It is always difficult to know just how many seeds to buy. Some are sold by the ounce, half ounce or quarter ounce. After that they become packets of various sizes. Seed is cheaper by the ounce but usually far too much for a small garden. You could share packets with your neighbours, of course. You will probably be surprised to find just how many plants you have from a small packet. Here is a rough guide. Remember you need to save some seed from early crops for successive sowing. Do not try to save your own seed. It just is not worth it.
How to Grow a Vegetable Garden
For a row roughly 5o feet long (I am assuming that many of you will sow far too thickly!) you need 1/8 ounce lettuce, 1/6 ounce onion, 1 ounce parsley, 4 pint broad or runner beans and 1 pint French or haricot beans, 1 pint peas, 7 pounds potatoes, 4 ounce radish, 1 pound shallots, 1 ounce spinach and beet, 1 ounce turnip and swede, 1 ounce of sweet corn, 1 ounce carrots. Small packets of most other vegetables should do.
I fear that many of the rules forwere laid down in the past by people who worked under different conditions from today’s. We are often shown pictures of a drill for peas being drawn out by pulling a hoe through the soil, apparently very easily. My soil is not light enough for me to do it this way and neither, I suspect, is the soil in many other gardens. Consequently drawing a deep drill can be a lengthy as well as a hard job. I prefer to use my small border fork for this operation. I merely work along the line, removing the soil to the required depth and levelling the bottom of the drill with the fork as I go.
So long as the soil is prepared, you can by-pass many arduous and time-consuming jobs. Beans may be dibbled in. Potatoes planted with the trowel.
Actually, if you are prepared to spend a little extra money, potatoes can be set on the top of the soil and merely covered along the rows with black polythene, which should be weighted down with soil along its margins. When you see that the potato shoots are pushing up the plastic, cut a slit to allow the foliage to grow through to the daylight. This way you will not even have to dig the potatoes, or the whole root either, because you merely help yourself to the tubers lying under their black cover. I have grown potatoes successfully this way but I dislike it for two reasons. One, the plastic has to be renewed annually and I try to cut expense to the minimum when producing vegetables. Otherwise, you might as well buy them! So, I prefer to dig up the tubers, because this is often all the digging that the soil in the row area gets before a top crop follows the roots.
Actually, potatoes are not a very economic crop for a small garden. I grow no maincrops at all, just a few of the early varieties, because no potatoes one buys have quite the same flavour as those grown in one’s own garden and cooked with home-grown mint.

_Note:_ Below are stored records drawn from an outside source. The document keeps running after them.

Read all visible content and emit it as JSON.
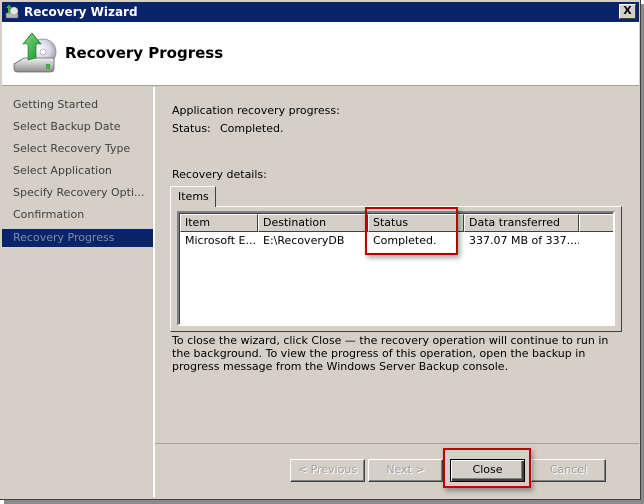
{
  "window": {
    "title": "Recovery Wizard",
    "close_label": "X"
  },
  "header": {
    "title": "Recovery Progress",
    "icon": "backup-restore-disk-icon"
  },
  "sidebar": {
    "items": [
      {
        "label": "Getting Started",
        "active": false
      },
      {
        "label": "Select Backup Date",
        "active": false
      },
      {
        "label": "Select Recovery Type",
        "active": false
      },
      {
        "label": "Select Application",
        "active": false
      },
      {
        "label": "Specify Recovery Opti...",
        "active": false
      },
      {
        "label": "Confirmation",
        "active": false
      },
      {
        "label": "Recovery Progress",
        "active": true
      }
    ]
  },
  "main": {
    "progress_label": "Application recovery progress:",
    "status_label": "Status:",
    "status_value": "Completed.",
    "details_label": "Recovery details:",
    "tabs": [
      {
        "label": "Items"
      }
    ],
    "table": {
      "columns": [
        "Item",
        "Destination",
        "Status",
        "Data transferred",
        ""
      ],
      "rows": [
        {
          "item": "Microsoft E...",
          "destination": "E:\\RecoveryDB",
          "status": "Completed.",
          "data_transferred": "337.07 MB of 337...."
        }
      ]
    },
    "info_text": "To close the wizard, click Close — the recovery operation will continue to run in the background. To view the progress of this operation, open the backup in progress message from the Windows Server Backup console."
  },
  "buttons": {
    "previous": "< Previous",
    "next": "Next >",
    "close": "Close",
    "cancel": "Cancel"
  },
  "annotations": {
    "highlight_color": "#c00000"
  }
}
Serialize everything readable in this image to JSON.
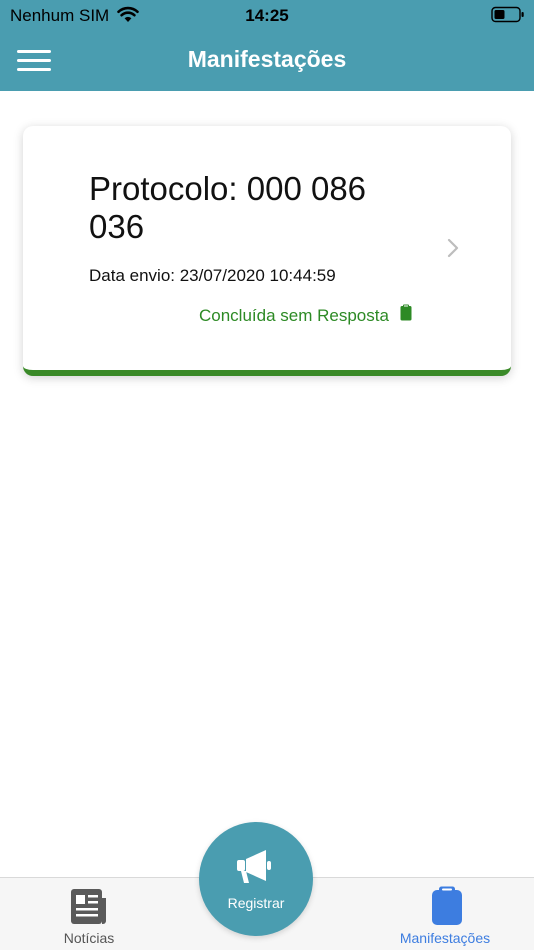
{
  "status_bar": {
    "carrier": "Nenhum SIM",
    "time": "14:25",
    "wifi_icon": "wifi-icon",
    "battery_icon": "battery-icon"
  },
  "header": {
    "title": "Manifestações",
    "menu_icon": "hamburger-menu-icon",
    "background_color": "#4a9db0"
  },
  "manifestation_card": {
    "protocol": "Protocolo: 000 086 036",
    "date": "Data envio: 23/07/2020 10:44:59",
    "status": "Concluída sem Resposta",
    "status_icon": "clipboard-icon",
    "status_color": "#2d8a25",
    "accent_color": "#3a8a28",
    "chevron_icon": "chevron-right-icon"
  },
  "fab": {
    "label": "Registrar",
    "icon": "megaphone-icon"
  },
  "tab_bar": {
    "tabs": [
      {
        "label": "Notícias",
        "icon": "newspaper-icon",
        "active": false
      },
      {
        "label": "Manifestações",
        "icon": "clipboard-icon",
        "active": true
      }
    ],
    "active_color": "#3d7de0"
  }
}
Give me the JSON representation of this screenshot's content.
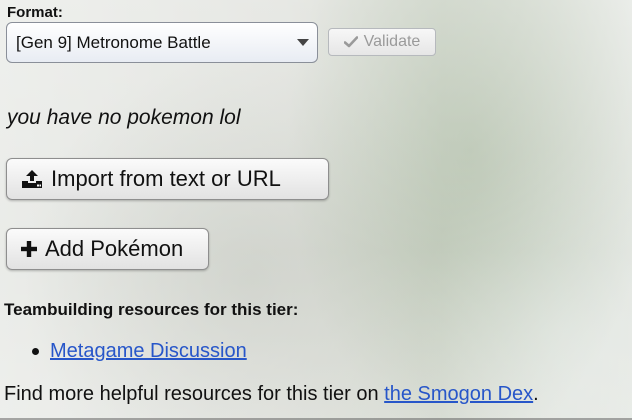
{
  "format": {
    "label": "Format:",
    "selected": "[Gen 9] Metronome Battle"
  },
  "validate": {
    "label": "Validate",
    "icon": "check-icon"
  },
  "team": {
    "empty_message": "you have no pokemon lol"
  },
  "buttons": {
    "import_label": "Import from text or URL",
    "import_icon": "upload-icon",
    "add_label": "Add Pokémon",
    "add_icon": "plus-icon"
  },
  "resources": {
    "heading": "Teambuilding resources for this tier:",
    "links": [
      {
        "label": "Metagame Discussion"
      }
    ]
  },
  "footer": {
    "text": "Find more helpful resources for this tier on ",
    "link": "the Smogon Dex",
    "suffix": "."
  },
  "colors": {
    "link": "#2756c9",
    "validate_disabled": "#9a9a9a"
  }
}
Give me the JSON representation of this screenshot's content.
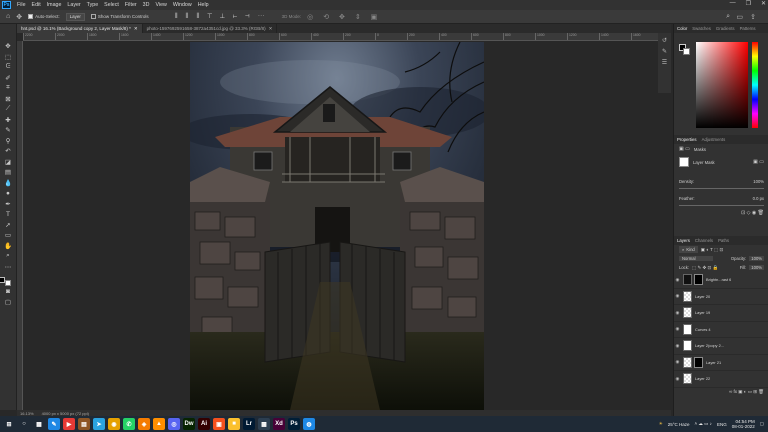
{
  "app": "Ps",
  "menu": [
    "File",
    "Edit",
    "Image",
    "Layer",
    "Type",
    "Select",
    "Filter",
    "3D",
    "View",
    "Window",
    "Help"
  ],
  "options": {
    "auto_select_label": "Auto-Select:",
    "auto_select_value": "Layer",
    "transform_controls_label": "Show Transform Controls",
    "mode_label": "3D Mode:"
  },
  "tabs": [
    {
      "label": "hnt.psd @ 16.1% (Background copy 2, Layer Mask/8) *",
      "active": true
    },
    {
      "label": "photo-1597692591658-3872a4351cd.jpg @ 33.3% (RGB/8)",
      "active": false
    }
  ],
  "ruler_ticks": [
    "2200",
    "2000",
    "1800",
    "1600",
    "1400",
    "1200",
    "1000",
    "800",
    "600",
    "400",
    "200",
    "0",
    "200",
    "400",
    "600",
    "800",
    "1000",
    "1200",
    "1400",
    "1600",
    "1800",
    "2000",
    "2200",
    "2400",
    "2600",
    "2800",
    "3000",
    "3200",
    "3400",
    "3600",
    "3800",
    "4000",
    "4200",
    "4400",
    "4600",
    "4800",
    "5000",
    "5200",
    "5400",
    "5600"
  ],
  "status": {
    "zoom": "16.13%",
    "doc": "4000 px x 5000 px (72 ppi)"
  },
  "color_panel": {
    "tabs": [
      "Color",
      "Swatches",
      "Gradients",
      "Patterns"
    ]
  },
  "properties": {
    "tabs": [
      "Properties",
      "Adjustments"
    ],
    "section": "Masks",
    "mask_label": "Layer Mask",
    "density_label": "Density:",
    "density_value": "100%",
    "feather_label": "Feather:",
    "feather_value": "0.0 px"
  },
  "layers_panel": {
    "tabs": [
      "Layers",
      "Channels",
      "Paths"
    ],
    "kind": "Kind",
    "blend_mode": "Normal",
    "opacity_label": "Opacity:",
    "opacity_value": "100%",
    "lock_label": "Lock:",
    "fill_label": "Fill:",
    "fill_value": "100%",
    "layers": [
      {
        "name": "Brightn...rast 6",
        "thumb": "dark",
        "mask": true
      },
      {
        "name": "Layer 20",
        "thumb": "checker",
        "mask": false
      },
      {
        "name": "Layer 19",
        "thumb": "checker",
        "mask": false
      },
      {
        "name": "Curves 4",
        "thumb": "white",
        "mask": false
      },
      {
        "name": "Layer 2(copy 2...",
        "thumb": "white",
        "mask": false
      },
      {
        "name": "Layer 21",
        "thumb": "checker",
        "mask": true
      },
      {
        "name": "Layer 22",
        "thumb": "checker",
        "mask": false
      }
    ]
  },
  "taskbar": {
    "weather": "25°C Haze",
    "lang": "ENG",
    "time": "04:54 PM",
    "date": "08-01-2022",
    "apps": [
      {
        "label": "⊞",
        "color": "#1f2a36"
      },
      {
        "label": "○",
        "color": "#1f2a36"
      },
      {
        "label": "▦",
        "color": "#1f2a36"
      },
      {
        "label": "✎",
        "color": "#1e88e5"
      },
      {
        "label": "▶",
        "color": "#e53935"
      },
      {
        "label": "▤",
        "color": "#8d5524"
      },
      {
        "label": "➤",
        "color": "#2aa3e0"
      },
      {
        "label": "◉",
        "color": "#e6a100"
      },
      {
        "label": "✆",
        "color": "#25d366"
      },
      {
        "label": "◈",
        "color": "#f57c00"
      },
      {
        "label": "▲",
        "color": "#ff8f00"
      },
      {
        "label": "◎",
        "color": "#5865f2"
      },
      {
        "label": "Dw",
        "color": "#072401"
      },
      {
        "label": "Ai",
        "color": "#330000"
      },
      {
        "label": "▣",
        "color": "#f4511e"
      },
      {
        "label": "■",
        "color": "#fbc02d"
      },
      {
        "label": "Lr",
        "color": "#001a33"
      },
      {
        "label": "▩",
        "color": "#2c3e50"
      },
      {
        "label": "Xd",
        "color": "#470137"
      },
      {
        "label": "Ps",
        "color": "#001e36"
      },
      {
        "label": "◍",
        "color": "#1e88e5"
      }
    ]
  },
  "colors": {
    "ps_blue": "#31a8ff",
    "panel": "#323232",
    "canvas_bg": "#282828"
  }
}
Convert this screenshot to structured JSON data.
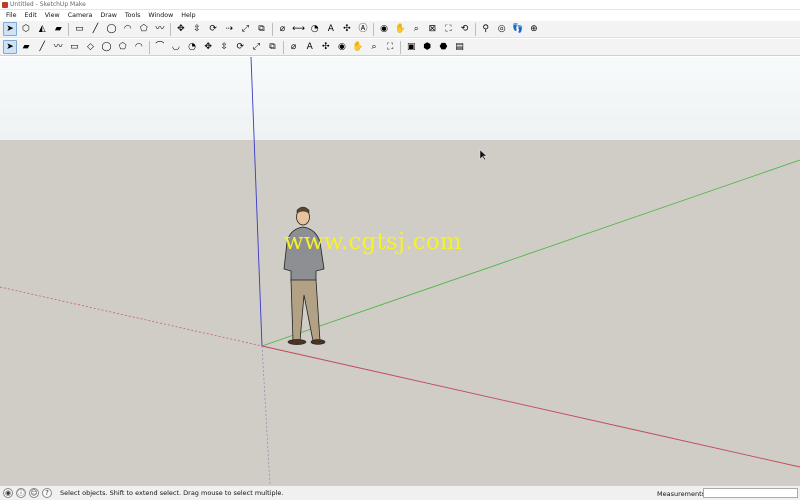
{
  "window": {
    "title": "Untitled - SketchUp Make"
  },
  "menu": [
    "File",
    "Edit",
    "View",
    "Camera",
    "Draw",
    "Tools",
    "Window",
    "Help"
  ],
  "toolbar_row1": [
    {
      "name": "select-tool",
      "glyph": "➤",
      "active": true
    },
    {
      "name": "make-component-tool",
      "glyph": "⬡"
    },
    {
      "name": "paint-bucket-tool",
      "glyph": "◭"
    },
    {
      "name": "eraser-tool",
      "glyph": "▰"
    },
    {
      "sep": true
    },
    {
      "name": "rectangle-tool",
      "glyph": "▭"
    },
    {
      "name": "line-tool",
      "glyph": "╱"
    },
    {
      "name": "circle-tool",
      "glyph": "◯"
    },
    {
      "name": "arc-tool",
      "glyph": "◠"
    },
    {
      "name": "polygon-tool",
      "glyph": "⬠"
    },
    {
      "name": "freehand-tool",
      "glyph": "〰"
    },
    {
      "sep": true
    },
    {
      "name": "move-tool",
      "glyph": "✥"
    },
    {
      "name": "push-pull-tool",
      "glyph": "⇳"
    },
    {
      "name": "rotate-tool",
      "glyph": "⟳"
    },
    {
      "name": "follow-me-tool",
      "glyph": "⇢"
    },
    {
      "name": "scale-tool",
      "glyph": "⤢"
    },
    {
      "name": "offset-tool",
      "glyph": "⧉"
    },
    {
      "sep": true
    },
    {
      "name": "tape-measure-tool",
      "glyph": "⌀"
    },
    {
      "name": "dimension-tool",
      "glyph": "⟷"
    },
    {
      "name": "protractor-tool",
      "glyph": "◔"
    },
    {
      "name": "text-tool",
      "glyph": "A"
    },
    {
      "name": "axes-tool",
      "glyph": "✣"
    },
    {
      "name": "3d-text-tool",
      "glyph": "Ⓐ"
    },
    {
      "sep": true
    },
    {
      "name": "orbit-tool",
      "glyph": "◉"
    },
    {
      "name": "pan-tool",
      "glyph": "✋"
    },
    {
      "name": "zoom-tool",
      "glyph": "⌕"
    },
    {
      "name": "zoom-window-tool",
      "glyph": "⊠"
    },
    {
      "name": "zoom-extents-tool",
      "glyph": "⛶"
    },
    {
      "name": "previous-view-tool",
      "glyph": "⟲"
    },
    {
      "sep": true
    },
    {
      "name": "position-camera-tool",
      "glyph": "⚲"
    },
    {
      "name": "look-around-tool",
      "glyph": "◎"
    },
    {
      "name": "walk-tool",
      "glyph": "👣"
    },
    {
      "name": "section-plane-tool",
      "glyph": "⊕"
    }
  ],
  "toolbar_row2": [
    {
      "name": "select-tool-2",
      "glyph": "➤",
      "active": true
    },
    {
      "name": "eraser-tool-2",
      "glyph": "▰"
    },
    {
      "name": "line-tool-2",
      "glyph": "╱"
    },
    {
      "name": "freehand-tool-2",
      "glyph": "〰"
    },
    {
      "name": "rectangle-tool-2",
      "glyph": "▭"
    },
    {
      "name": "rotated-rectangle-tool",
      "glyph": "◇"
    },
    {
      "name": "circle-tool-2",
      "glyph": "◯"
    },
    {
      "name": "polygon-tool-2",
      "glyph": "⬠"
    },
    {
      "name": "arc-tool-2",
      "glyph": "◠"
    },
    {
      "sep": true
    },
    {
      "name": "two-point-arc-tool",
      "glyph": "⌒"
    },
    {
      "name": "three-point-arc-tool",
      "glyph": "◡"
    },
    {
      "name": "pie-tool",
      "glyph": "◔"
    },
    {
      "name": "move-tool-2",
      "glyph": "✥"
    },
    {
      "name": "push-pull-tool-2",
      "glyph": "⇳"
    },
    {
      "name": "rotate-tool-2",
      "glyph": "⟳"
    },
    {
      "name": "scale-tool-2",
      "glyph": "⤢"
    },
    {
      "name": "offset-tool-2",
      "glyph": "⧉"
    },
    {
      "sep": true
    },
    {
      "name": "tape-measure-tool-2",
      "glyph": "⌀"
    },
    {
      "name": "text-tool-2",
      "glyph": "A"
    },
    {
      "name": "axes-tool-2",
      "glyph": "✣"
    },
    {
      "name": "orbit-tool-2",
      "glyph": "◉"
    },
    {
      "name": "pan-tool-2",
      "glyph": "✋"
    },
    {
      "name": "zoom-tool-2",
      "glyph": "⌕"
    },
    {
      "name": "zoom-extents-tool-2",
      "glyph": "⛶"
    },
    {
      "sep": true
    },
    {
      "name": "components-tool",
      "glyph": "▣"
    },
    {
      "name": "get-models-tool",
      "glyph": "⬢"
    },
    {
      "name": "share-model-tool",
      "glyph": "⬣"
    },
    {
      "name": "extension-warehouse-tool",
      "glyph": "▤"
    }
  ],
  "viewport": {
    "watermark": "www.cgtsj.com",
    "colors": {
      "sky": "#f4f7f8",
      "ground": "#cfcdc6",
      "red_axis": "#c0485a",
      "green_axis": "#55b54a",
      "blue_axis": "#3a3ac8"
    }
  },
  "statusbar": {
    "icons": [
      "geo-location-icon",
      "credits-icon",
      "user-icon",
      "help-icon"
    ],
    "message": "Select objects. Shift to extend select. Drag mouse to select multiple.",
    "measurements_label": "Measurements",
    "measurements_value": ""
  }
}
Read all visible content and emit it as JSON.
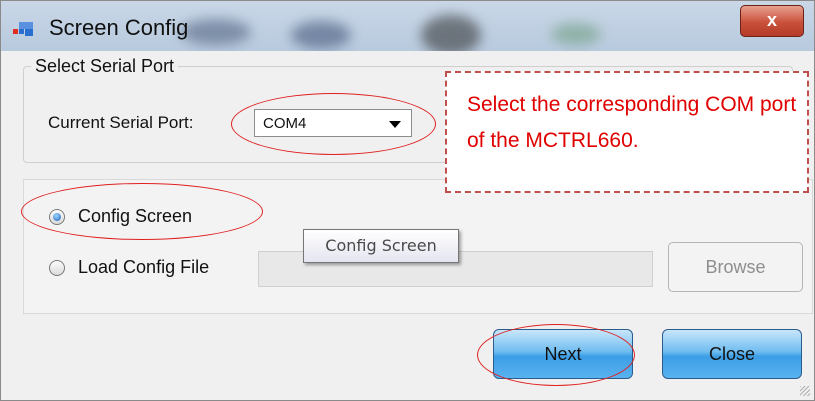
{
  "window": {
    "title": "Screen Config",
    "close_symbol": "x"
  },
  "serial_group": {
    "legend": "Select Serial Port",
    "port_label": "Current Serial Port:",
    "port_value": "COM4"
  },
  "options": {
    "config_screen_label": "Config Screen",
    "load_config_label": "Load Config File",
    "file_path_value": "",
    "browse_label": "Browse",
    "selected": "config_screen"
  },
  "tooltip": {
    "text": "Config Screen"
  },
  "buttons": {
    "next_label": "Next",
    "close_label": "Close"
  },
  "annotation": {
    "text": "Select the corresponding COM port of the MCTRL660."
  },
  "icons": {
    "window_icon": "window-app-icon",
    "dropdown_arrow": "chevron-down-icon"
  },
  "colors": {
    "annotation_red": "#e00000",
    "button_blue": "#3d9ee6",
    "close_red": "#c9513b"
  }
}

Although I always sow some onion seed, mainly to provide spring or salad onions, I also grow sets, small onion bulbs, for my main crop. These are far less work than seed and certainly more satisfactory for the amateur gardener. These sets and shallot “seed” (shallots, by the way, are vegetables you could hide among the) give one a good opportunity of getting the garden going early in the year. The green spears begin to show in about three or four weeks. Usually, one is advised merely to press the bulbs in the soil but they become moved, not by birds, but by worms and even slugs. Mine, grown now in a bird-proof cage, become moved as much as any which grow outside.
Try this as a way to avoid the nuisance of having to go back and press the bulbs into their original stations. Draw out a very shallow drill. Press the bulbs in this and cover all but the very tip and firm them slightly. The bulbs tend to lift themselves a little as they grow and finally you will find them at soil level.